Read the data and repeat it in full, exactly.

Dataset entries
[Start of section]

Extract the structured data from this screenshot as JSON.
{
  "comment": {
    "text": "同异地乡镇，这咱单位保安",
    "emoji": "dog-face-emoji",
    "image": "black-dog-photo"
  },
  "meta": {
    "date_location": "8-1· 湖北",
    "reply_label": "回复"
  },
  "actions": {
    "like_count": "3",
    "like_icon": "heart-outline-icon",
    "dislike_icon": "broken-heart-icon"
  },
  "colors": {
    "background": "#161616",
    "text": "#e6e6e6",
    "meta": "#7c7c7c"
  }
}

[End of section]

> [Written reply]
Extract the structured data from this screenshot as JSON.
{
  "comment": {
    "text": "同异地乡镇，这咱单位保安",
    "emoji": "dog-face-emoji",
    "image": "black-dog-photo"
  },
  "meta": {
    "date_location": "8-1· 湖北",
    "reply_label": "回复"
  },
  "actions": {
    "like_count": "3",
    "like_icon": "heart-outline-icon",
    "dislike_icon": "broken-heart-icon"
  },
  "colors": {
    "background": "#161616",
    "text": "#e6e6e6",
    "meta": "#7c7c7c"
  }
}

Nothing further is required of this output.